It had been a long drive up to Limavady. I was, therefore, disappointed to discover that the Roe Valley Centre Coffee Shop, which had been fore-warned about our arrival, appeared to be completely overwhelmed as more than fifty anorak clad walkers descended on it. It was immediately apparent that the staff would require time to take, and fulfil, all our orders. While ever so slowly inching towards the counter, I attempted to appease my hunger by humour. Having, at last, been seated and fed, we trooped outside to extract walking shoes from car boots, before straggling along past newly ploughed fields to path which hugged both sides of the river from which the Centre takes its name. I was interested to note, in derelict buildings, evidence of a more industrial past : two centuries ago, this area was a centre of the linen industry. Absorbed in taking pictures, I was unaware that the sound of cheerful voices blending with the river’s gentler note had gradually faded. Not for the first time, I realised that being a photographer in a group of non-photographers can be lonely.
Our first walk completed, we drove Westwards through Londonderry, arriving a couple of hours later at Letterkenny, our base for the weekend.
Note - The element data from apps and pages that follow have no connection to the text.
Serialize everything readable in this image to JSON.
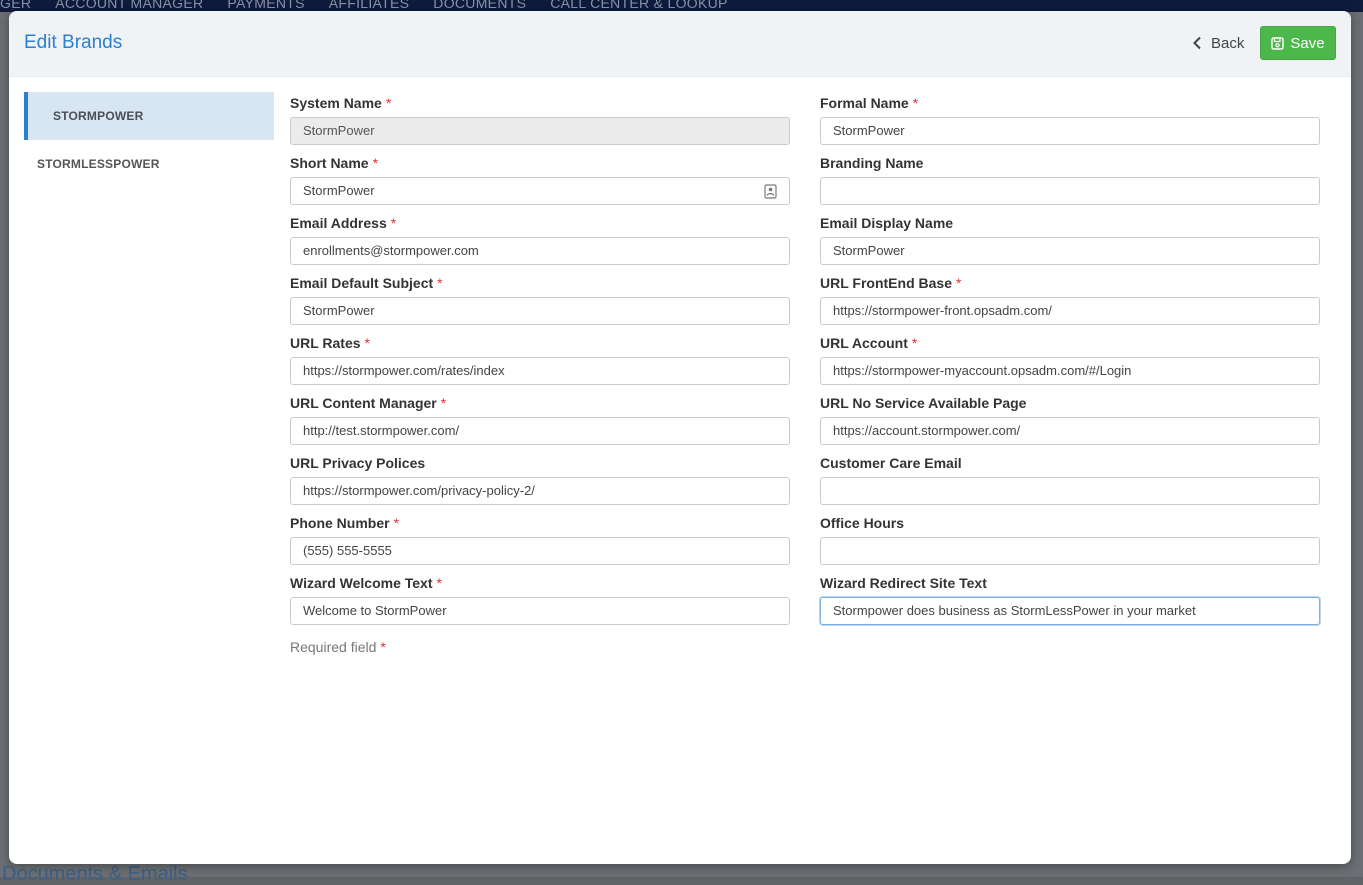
{
  "background": {
    "nav_items": [
      "GER",
      "ACCOUNT MANAGER",
      "PAYMENTS",
      "AFFILIATES",
      "DOCUMENTS",
      "CALL CENTER & LOOKUP"
    ],
    "bottom_text": "Documents & Emails"
  },
  "modal": {
    "title": "Edit Brands",
    "back_label": "Back",
    "save_label": "Save"
  },
  "sidebar": {
    "items": [
      {
        "label": "STORMPOWER",
        "active": true
      },
      {
        "label": "STORMLESSPOWER",
        "active": false
      }
    ]
  },
  "form": {
    "left": [
      {
        "label": "System Name",
        "required": true,
        "value": "StormPower",
        "disabled": true
      },
      {
        "label": "Short Name",
        "required": true,
        "value": "StormPower"
      },
      {
        "label": "Email Address",
        "required": true,
        "value": "enrollments@stormpower.com"
      },
      {
        "label": "Email Default Subject",
        "required": true,
        "value": "StormPower"
      },
      {
        "label": "URL Rates",
        "required": true,
        "value": "https://stormpower.com/rates/index"
      },
      {
        "label": "URL Content Manager",
        "required": true,
        "value": "http://test.stormpower.com/"
      },
      {
        "label": "URL Privacy Polices",
        "required": false,
        "value": "https://stormpower.com/privacy-policy-2/"
      },
      {
        "label": "Phone Number",
        "required": true,
        "value": "(555) 555-5555"
      },
      {
        "label": "Wizard Welcome Text",
        "required": true,
        "value": "Welcome to StormPower"
      }
    ],
    "right": [
      {
        "label": "Formal Name",
        "required": true,
        "value": "StormPower"
      },
      {
        "label": "Branding Name",
        "required": false,
        "value": ""
      },
      {
        "label": "Email Display Name",
        "required": false,
        "value": "StormPower"
      },
      {
        "label": "URL FrontEnd Base",
        "required": true,
        "value": "https://stormpower-front.opsadm.com/"
      },
      {
        "label": "URL Account",
        "required": true,
        "value": "https://stormpower-myaccount.opsadm.com/#/Login"
      },
      {
        "label": "URL No Service Available Page",
        "required": false,
        "value": "https://account.stormpower.com/"
      },
      {
        "label": "Customer Care Email",
        "required": false,
        "value": ""
      },
      {
        "label": "Office Hours",
        "required": false,
        "value": ""
      },
      {
        "label": "Wizard Redirect Site Text",
        "required": false,
        "value": "Stormpower does business as StormLessPower in your market",
        "focused": true
      }
    ],
    "required_note": "Required field",
    "required_mark": "*"
  },
  "colors": {
    "accent": "#2b7fd1",
    "save_green": "#4cb74b",
    "required_red": "#d33333"
  }
}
I was glad to rest my already weary feet by collapsing into our comfortable bed’s relaxing embrace. Later, when returning to the hotel, after an evening meal in one of Letterkenny’s excellent restaurants, my navigational skills deserted me, and we had an unexpected tour round some of the County Donegal town’s burgeoning shopping centres before finding our way back.
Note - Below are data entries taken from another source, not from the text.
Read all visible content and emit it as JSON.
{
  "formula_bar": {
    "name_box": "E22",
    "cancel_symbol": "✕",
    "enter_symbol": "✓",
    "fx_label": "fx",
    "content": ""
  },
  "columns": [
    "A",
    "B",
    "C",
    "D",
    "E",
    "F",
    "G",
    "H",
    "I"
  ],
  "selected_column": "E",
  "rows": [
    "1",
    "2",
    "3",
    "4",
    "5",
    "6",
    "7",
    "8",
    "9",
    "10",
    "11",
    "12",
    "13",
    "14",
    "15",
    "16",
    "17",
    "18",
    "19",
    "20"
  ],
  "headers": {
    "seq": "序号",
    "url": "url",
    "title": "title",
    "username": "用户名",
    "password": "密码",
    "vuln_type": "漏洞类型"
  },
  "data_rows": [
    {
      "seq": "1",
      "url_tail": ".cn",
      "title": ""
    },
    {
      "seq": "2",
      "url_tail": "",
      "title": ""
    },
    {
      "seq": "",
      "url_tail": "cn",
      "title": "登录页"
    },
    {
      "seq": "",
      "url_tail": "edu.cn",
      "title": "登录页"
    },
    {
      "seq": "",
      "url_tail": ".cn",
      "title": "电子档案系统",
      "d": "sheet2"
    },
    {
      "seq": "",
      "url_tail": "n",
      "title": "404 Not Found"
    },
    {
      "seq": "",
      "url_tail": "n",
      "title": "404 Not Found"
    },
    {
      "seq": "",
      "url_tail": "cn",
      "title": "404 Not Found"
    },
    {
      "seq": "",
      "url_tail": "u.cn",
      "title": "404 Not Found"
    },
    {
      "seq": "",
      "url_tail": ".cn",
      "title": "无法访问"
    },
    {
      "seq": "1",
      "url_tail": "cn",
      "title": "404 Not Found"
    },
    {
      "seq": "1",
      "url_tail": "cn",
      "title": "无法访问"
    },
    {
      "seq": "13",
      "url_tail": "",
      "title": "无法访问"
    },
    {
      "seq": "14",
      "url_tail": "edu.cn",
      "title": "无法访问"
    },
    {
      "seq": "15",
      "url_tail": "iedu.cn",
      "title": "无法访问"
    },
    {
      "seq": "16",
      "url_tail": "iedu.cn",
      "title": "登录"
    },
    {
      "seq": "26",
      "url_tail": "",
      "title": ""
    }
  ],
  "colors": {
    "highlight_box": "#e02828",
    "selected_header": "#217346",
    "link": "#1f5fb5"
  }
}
The bad weather forecast for Saturday morning fortunately proved inaccurate : we were to enjoy bright sunlight all day. After breakfast, curious passers-by would have seen our map-wielding leader – a geography teacher - instruct a cluster of car drivers on the best route to Glenveagh National Park. On arriving there, my frustration, at not having sufficient time to stop and take pictures of the spectacular mountain scenery through which we drove, was quickly forgotten. Within minutes of leaving the car park, we had pushed through a gate, and were striding along a path with wonderful views over Loch Veagh, and the surrounding mountains. I was glad to have brought my mono-pod, as a strong wind was howling across the bleakly beautiful landscape. It seemed determined to make us turn back. None of us did, although I noticed that, yet again, they all scuttled off, leaving me behind to take pictures ! Having completed that walk – in my case, some ten minutes after the others - and back on lower, more sheltered, ground, peer pressure compelled me to reluctantly join the others in resisting the temptation of a shuttle bus ride to our lunch stop. Feeling suitably virtuous, and trying to ignore my aching feet’s incessant protests, I trudged with the others – none of whom seemed to share my awareness of their feet - along Loch Veagh’s seemingly interminable length. I was relieved when Glenveagh Castle’s grey shape appeared round a bend. Its Tea Shop furnished welcome refreshment – and a seat. Surrendering to lethargy, and – in my case, feeling virtuous at having taken so much unaccustomed exercise - many of us lounged around the small courtyard. Conscience finally prevailed upon us to stir ourselves - unwillingly. Some enthusiasts went on another walk, while I tried to appear more willing than I felt by strolling around taking pictures of the colourful splendours of the Castle’s extensive, and immaculate, gardens.
Chatter round the hotel’s dinner table that evening suggested that we all felt quiet satisfaction at having made the effort – ignoring muscles reminding me that they had not enjoyed the unusual exercise. Less resilient than some or, perhaps, lazier, my wife and I retreated to our bed-room shortly afterwards. Neither of us had any difficulty in getting to sleep. Others stayed up to enjoy entertainment provided by a local singer and his band. Neil Diamond songs apparently proved particularly popular – or so we were informed, next morning !